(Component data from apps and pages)
★ ★ ★
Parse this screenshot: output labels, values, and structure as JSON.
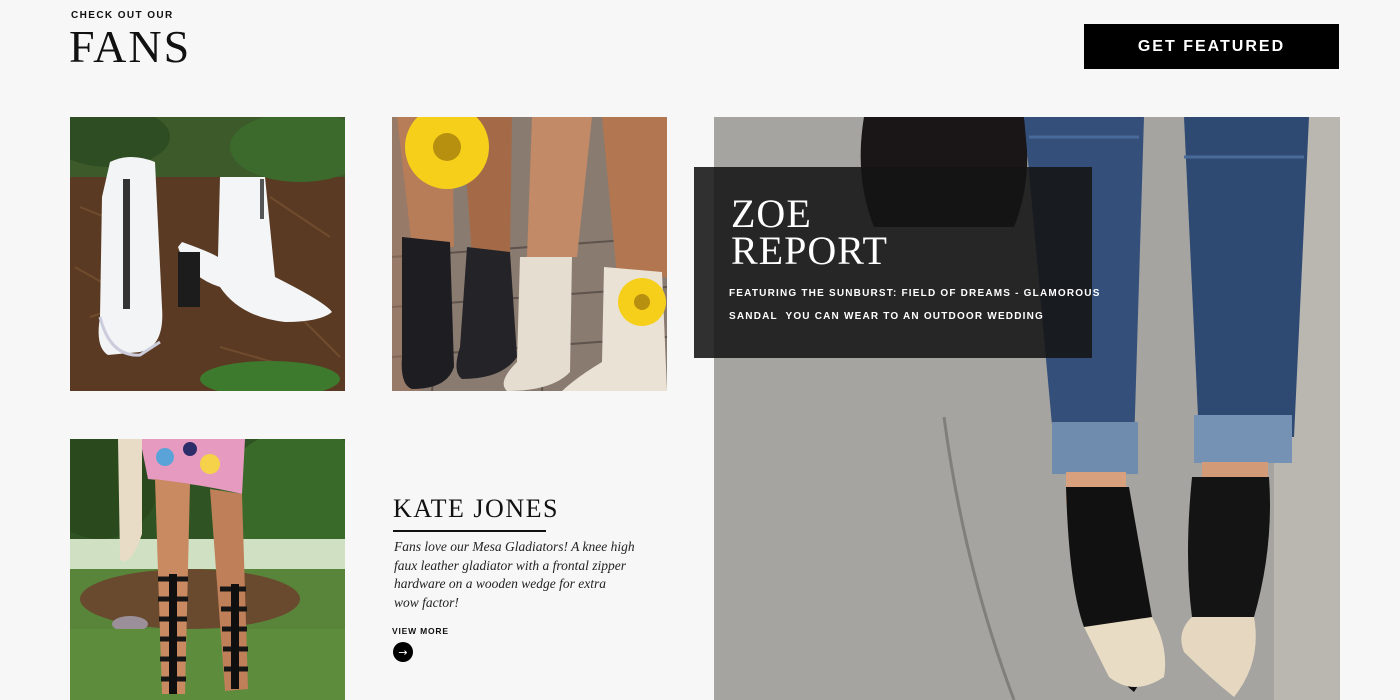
{
  "header": {
    "kicker": "CHECK OUT OUR",
    "title": "FANS",
    "cta_label": "GET FEATURED"
  },
  "feature": {
    "title_line1": "ZOE",
    "title_line2": "REPORT",
    "caption_line1": "FEATURING THE SUNBURST: FIELD OF DREAMS - GLAMOROUS",
    "caption_line2": "SANDAL  YOU CAN WEAR TO AN OUTDOOR WEDDING"
  },
  "fan": {
    "name": "KATE JONES",
    "description_lines": [
      "Fans love our Mesa Gladiators! A knee high",
      "faux leather gladiator with a frontal zipper",
      "hardware on a wooden wedge for extra",
      "wow factor!"
    ],
    "view_more_label": "VIEW MORE",
    "arrow_icon": "arrow-right-icon"
  },
  "colors": {
    "background": "#f7f7f7",
    "cta_background": "#000000",
    "overlay_background": "rgba(20,20,20,0.88)"
  }
}
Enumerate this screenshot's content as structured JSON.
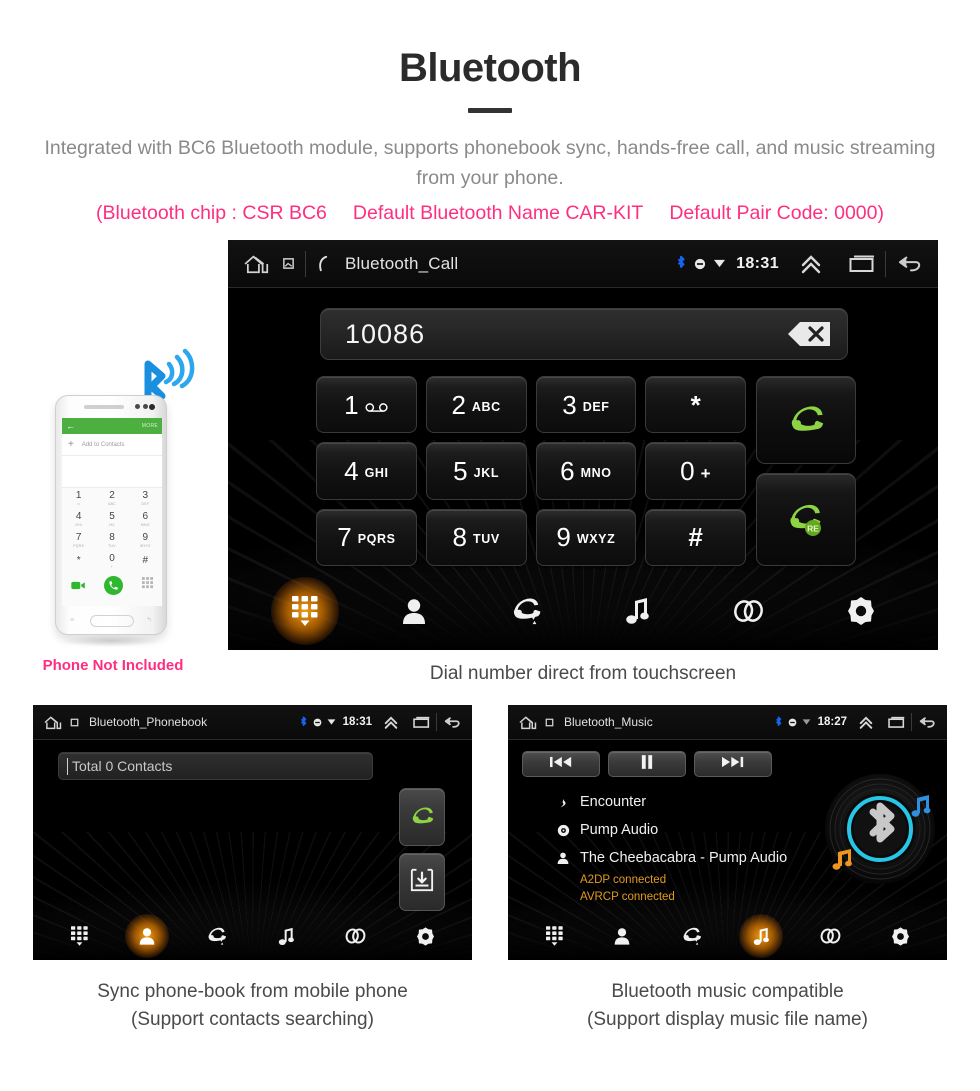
{
  "header": {
    "title": "Bluetooth",
    "subtitle": "Integrated with BC6 Bluetooth module, supports phonebook sync, hands-free call, and music streaming from your phone.",
    "spec_open": "(Bluetooth chip : CSR BC6",
    "spec_name": "Default Bluetooth Name CAR-KIT",
    "spec_pair": "Default Pair Code: 0000)",
    "pink_color": "#ff2e80",
    "subtitle_color": "#8a8a8a"
  },
  "main_screen": {
    "statusbar": {
      "title": "Bluetooth_Call",
      "time": "18:31",
      "home_icon": "home-icon",
      "screen_icon": "screen-icon",
      "phone_icon": "phone-icon",
      "bluetooth_icon": "bluetooth-icon",
      "mute_icon": "mute-icon",
      "signal_icon": "signal-icon",
      "expand_icon": "chevron-up-icon",
      "recents_icon": "recent-apps-icon",
      "back_icon": "back-icon"
    },
    "number_value": "10086",
    "backspace_icon": "backspace-icon",
    "keys": [
      {
        "digit": "1",
        "letters": "",
        "icon": "voicemail-icon"
      },
      {
        "digit": "2",
        "letters": "ABC",
        "icon": ""
      },
      {
        "digit": "3",
        "letters": "DEF",
        "icon": ""
      },
      {
        "digit": "*",
        "letters": "",
        "icon": ""
      },
      {
        "digit": "4",
        "letters": "GHI",
        "icon": ""
      },
      {
        "digit": "5",
        "letters": "JKL",
        "icon": ""
      },
      {
        "digit": "6",
        "letters": "MNO",
        "icon": ""
      },
      {
        "digit": "0",
        "letters": "+",
        "icon": ""
      },
      {
        "digit": "7",
        "letters": "PQRS",
        "icon": ""
      },
      {
        "digit": "8",
        "letters": "TUV",
        "icon": ""
      },
      {
        "digit": "9",
        "letters": "WXYZ",
        "icon": ""
      },
      {
        "digit": "#",
        "letters": "",
        "icon": ""
      }
    ],
    "call_button": "call-icon",
    "redial_button": "redial-icon",
    "redial_badge": "RE",
    "nav": [
      {
        "name": "dialpad",
        "icon": "dialpad-icon",
        "active": true
      },
      {
        "name": "contacts",
        "icon": "contact-icon",
        "active": false
      },
      {
        "name": "call-history",
        "icon": "call-history-icon",
        "active": false
      },
      {
        "name": "music",
        "icon": "music-note-icon",
        "active": false
      },
      {
        "name": "pair",
        "icon": "link-icon",
        "active": false
      },
      {
        "name": "settings",
        "icon": "gear-icon",
        "active": false
      }
    ],
    "caption": "Dial number direct from touchscreen"
  },
  "phone_illustration": {
    "bt_icon": "bluetooth-wave-icon",
    "app_more_label": "MORE",
    "add_contacts_label": "Add to Contacts",
    "keys": [
      {
        "digit": "1",
        "letters": "∞"
      },
      {
        "digit": "2",
        "letters": "ABC"
      },
      {
        "digit": "3",
        "letters": "DEF"
      },
      {
        "digit": "4",
        "letters": "GHI"
      },
      {
        "digit": "5",
        "letters": "JKL"
      },
      {
        "digit": "6",
        "letters": "MNO"
      },
      {
        "digit": "7",
        "letters": "PQRS"
      },
      {
        "digit": "8",
        "letters": "TUV"
      },
      {
        "digit": "9",
        "letters": "WXYZ"
      },
      {
        "digit": "*",
        "letters": ""
      },
      {
        "digit": "0",
        "letters": "+"
      },
      {
        "digit": "#",
        "letters": ""
      }
    ],
    "disclaimer": "Phone Not Included"
  },
  "phonebook_screen": {
    "statusbar": {
      "title": "Bluetooth_Phonebook",
      "time": "18:31"
    },
    "search_text": "Total 0 Contacts",
    "call_button": "call-icon",
    "download_button": "download-contacts-icon",
    "nav": [
      {
        "name": "dialpad",
        "icon": "dialpad-icon",
        "active": false
      },
      {
        "name": "contacts",
        "icon": "contact-icon",
        "active": true
      },
      {
        "name": "call-history",
        "icon": "call-history-icon",
        "active": false
      },
      {
        "name": "music",
        "icon": "music-note-icon",
        "active": false
      },
      {
        "name": "pair",
        "icon": "link-icon",
        "active": false
      },
      {
        "name": "settings",
        "icon": "gear-icon",
        "active": false
      }
    ],
    "caption_line1": "Sync phone-book from mobile phone",
    "caption_line2": "(Support contacts searching)"
  },
  "music_screen": {
    "statusbar": {
      "title": "Bluetooth_Music",
      "time": "18:27"
    },
    "controls": [
      {
        "name": "previous",
        "icon": "skip-back-icon"
      },
      {
        "name": "pause",
        "icon": "pause-icon"
      },
      {
        "name": "next",
        "icon": "skip-forward-icon"
      }
    ],
    "track_title": "Encounter",
    "album": "Pump Audio",
    "artist": "The Cheebacabra - Pump Audio",
    "status_a2dp": "A2DP connected",
    "status_avrcp": "AVRCP connected",
    "status_color": "#e29a1e",
    "vinyl_icon": "bluetooth-vinyl-icon",
    "nav": [
      {
        "name": "dialpad",
        "icon": "dialpad-icon",
        "active": false
      },
      {
        "name": "contacts",
        "icon": "contact-icon",
        "active": false
      },
      {
        "name": "call-history",
        "icon": "call-history-icon",
        "active": false
      },
      {
        "name": "music",
        "icon": "music-note-icon",
        "active": true
      },
      {
        "name": "pair",
        "icon": "link-icon",
        "active": false
      },
      {
        "name": "settings",
        "icon": "gear-icon",
        "active": false
      }
    ],
    "caption_line1": "Bluetooth music compatible",
    "caption_line2": "(Support display music file name)"
  }
}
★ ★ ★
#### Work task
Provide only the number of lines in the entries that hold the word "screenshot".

#### Response
2